• _ACTIVITY_
Look through the listing below and report the lines that have the word "斯卡尼亞收大量楓葉" in them.

----------

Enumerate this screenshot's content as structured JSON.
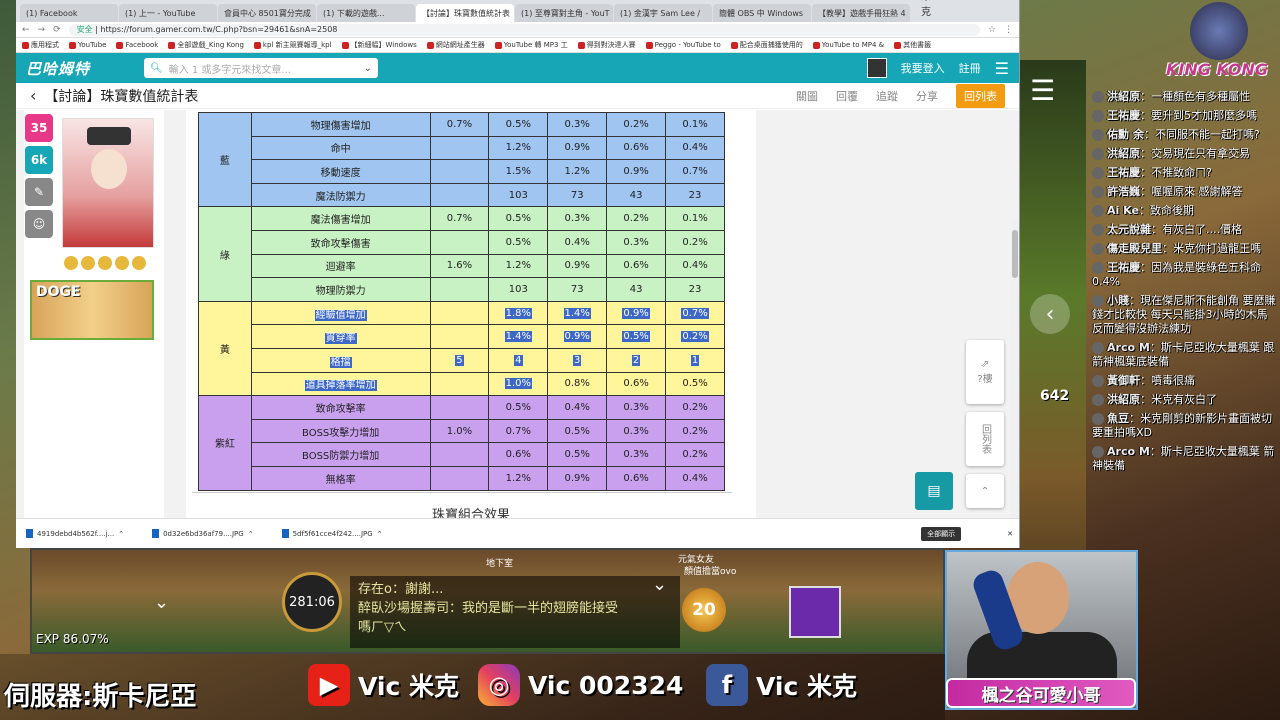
{
  "browser": {
    "tabs": [
      "(1) Facebook",
      "(1) 上一 - YouTube",
      "會員中心 8501寶分完成",
      "(1) 下載的遊戲...",
      "【討論】珠寶數值統計表",
      "(1) 至尊寶對主角 - YouT",
      "(1) 金漢宇 Sam Lee /",
      "簡體 OBS 中 Windows",
      "【教學】遊戲手冊狂熱 4"
    ],
    "window_controls": [
      "Vic米克",
      "—",
      "□",
      "✕"
    ],
    "security_label": "安全",
    "url": "https://forum.gamer.com.tw/C.php?bsn=29461&snA=2508",
    "bookmarks": [
      "應用程式",
      "YouTube",
      "Facebook",
      "全部遊戲_King Kong",
      "kpl 新主競賽報導_kpl",
      "【新細幅】Windows",
      "網站網址產生器",
      "YouTube 轉 MP3 工",
      "得到對決達人賽",
      "Peggo - YouTube to",
      "配合桌面捕獲使用的",
      "YouTube to MP4 &",
      "其他書籤"
    ]
  },
  "gamer": {
    "logo": "巴哈姆特",
    "search_placeholder": "輸入 1 或多字元來找文章...",
    "login": "我要登入",
    "register": "註冊",
    "back": "‹",
    "title": "【討論】珠寶數值統計表",
    "actions": [
      "關圖",
      "回覆",
      "追蹤",
      "分享"
    ],
    "primary_action": "回列表"
  },
  "sidebar": {
    "level_badge": "35",
    "level_sub": "LV",
    "gp_badge": "6k",
    "gp_sub": "GP",
    "doge_label": "DOGE"
  },
  "table": {
    "rows": [
      {
        "group": "藍",
        "color": "blue",
        "stat": "物理傷害增加",
        "v": [
          "0.7%",
          "0.5%",
          "0.3%",
          "0.2%",
          "0.1%"
        ],
        "sel": false
      },
      {
        "group": "",
        "color": "blue",
        "stat": "命中",
        "v": [
          "",
          "1.2%",
          "0.9%",
          "0.6%",
          "0.4%"
        ],
        "sel": false
      },
      {
        "group": "",
        "color": "blue",
        "stat": "移動速度",
        "v": [
          "",
          "1.5%",
          "1.2%",
          "0.9%",
          "0.7%"
        ],
        "sel": false
      },
      {
        "group": "",
        "color": "blue",
        "stat": "魔法防禦力",
        "v": [
          "",
          "103",
          "73",
          "43",
          "23"
        ],
        "sel": false
      },
      {
        "group": "綠",
        "color": "green",
        "stat": "魔法傷害增加",
        "v": [
          "0.7%",
          "0.5%",
          "0.3%",
          "0.2%",
          "0.1%"
        ],
        "sel": false
      },
      {
        "group": "",
        "color": "green",
        "stat": "致命攻擊傷害",
        "v": [
          "",
          "0.5%",
          "0.4%",
          "0.3%",
          "0.2%"
        ],
        "sel": false
      },
      {
        "group": "",
        "color": "green",
        "stat": "迴避率",
        "v": [
          "1.6%",
          "1.2%",
          "0.9%",
          "0.6%",
          "0.4%"
        ],
        "sel": false
      },
      {
        "group": "",
        "color": "green",
        "stat": "物理防禦力",
        "v": [
          "",
          "103",
          "73",
          "43",
          "23"
        ],
        "sel": false
      },
      {
        "group": "黃",
        "color": "yellow",
        "stat": "經驗值增加",
        "v": [
          "",
          "1.8%",
          "1.4%",
          "0.9%",
          "0.7%"
        ],
        "sel": true
      },
      {
        "group": "",
        "color": "yellow",
        "stat": "貫穿率",
        "v": [
          "",
          "1.4%",
          "0.9%",
          "0.5%",
          "0.2%"
        ],
        "sel": true
      },
      {
        "group": "",
        "color": "yellow",
        "stat": "格擋",
        "v": [
          "5",
          "4",
          "3",
          "2",
          "1"
        ],
        "sel": true
      },
      {
        "group": "",
        "color": "yellow",
        "stat": "道具掉落率增加",
        "v": [
          "",
          "1.0%",
          "0.8%",
          "0.6%",
          "0.5%"
        ],
        "sel": "partial"
      },
      {
        "group": "紫紅",
        "color": "purple",
        "stat": "致命攻擊率",
        "v": [
          "",
          "0.5%",
          "0.4%",
          "0.3%",
          "0.2%"
        ],
        "sel": false
      },
      {
        "group": "",
        "color": "purple",
        "stat": "BOSS攻擊力增加",
        "v": [
          "1.0%",
          "0.7%",
          "0.5%",
          "0.3%",
          "0.2%"
        ],
        "sel": false
      },
      {
        "group": "",
        "color": "purple",
        "stat": "BOSS防禦力增加",
        "v": [
          "",
          "0.6%",
          "0.5%",
          "0.3%",
          "0.2%"
        ],
        "sel": false
      },
      {
        "group": "",
        "color": "purple",
        "stat": "無格率",
        "v": [
          "",
          "1.2%",
          "0.9%",
          "0.6%",
          "0.4%"
        ],
        "sel": false
      }
    ],
    "section_title": "珠寶組合效果"
  },
  "floating": {
    "up_label": "?樓",
    "list_label": "回列表"
  },
  "downloads": {
    "files": [
      "4919debd4b562f....j...",
      "0d32e6bd36af79....JPG",
      "5df5f61cce4f242....JPG"
    ],
    "show_all": "全部顯示"
  },
  "game": {
    "timer": "281:06",
    "exp": "EXP 86.07%",
    "chat": [
      "存在o：謝謝...",
      "醉臥沙場握壽司：我的是斷一半的翅膀能接受",
      "嗎ㄏ▽ㄟ"
    ],
    "level": "20",
    "labels": [
      "地下室",
      "元氣女友",
      "顏值擔當ovo"
    ]
  },
  "stream": {
    "server": "伺服器:斯卡尼亞",
    "youtube": "Vic 米克",
    "instagram": "Vic 002324",
    "facebook": "Vic 米克",
    "cam_tag": "楓之谷可愛小哥",
    "side_number": "642",
    "brand": "KING KONG"
  },
  "chat": [
    {
      "who": "洪紹原",
      "text": "一種顏色有多種屬性"
    },
    {
      "who": "王祐慶",
      "text": "要升到5才加那麼多嗎"
    },
    {
      "who": "佑勳 余",
      "text": "不同服不能一起打嗎?"
    },
    {
      "who": "洪紹原",
      "text": "交易現在只有拿交易"
    },
    {
      "who": "王祐慶",
      "text": "不推致命ㄇ?"
    },
    {
      "who": "許浩巍",
      "text": "喔喔原來 感謝解答"
    },
    {
      "who": "Ai Ke",
      "text": "致命後期"
    },
    {
      "who": "太元說雜",
      "text": "有灰白了....價格"
    },
    {
      "who": "傷走殿兒里",
      "text": "米克你打過龍王嗎"
    },
    {
      "who": "王祐慶",
      "text": "因為我是裝綠色五科命0.4%"
    },
    {
      "who": "小賤",
      "text": "現在傑尼斯不能創角 要麼賺錢才比較快 每天只能掛3小時的木馬 反而變得沒辦法練功"
    },
    {
      "who": "Arco M",
      "text": "斯卡尼亞收大量楓葉 跟箭神楓葉底裝備"
    },
    {
      "who": "黃御軒",
      "text": "噴毒很痛"
    },
    {
      "who": "洪紹原",
      "text": "米克有灰白了"
    },
    {
      "who": "魚豆",
      "text": "米克剛剪的新影片畫面被切 要重拍嗎XD"
    },
    {
      "who": "Arco M",
      "text": "斯卡尼亞收大量楓葉 箭神裝備"
    }
  ]
}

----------

• _ANSWER SPACE_
      "text": "斯卡尼亞收大量楓葉 跟箭神楓葉底裝備"
      "text": "斯卡尼亞收大量楓葉 箭神裝備"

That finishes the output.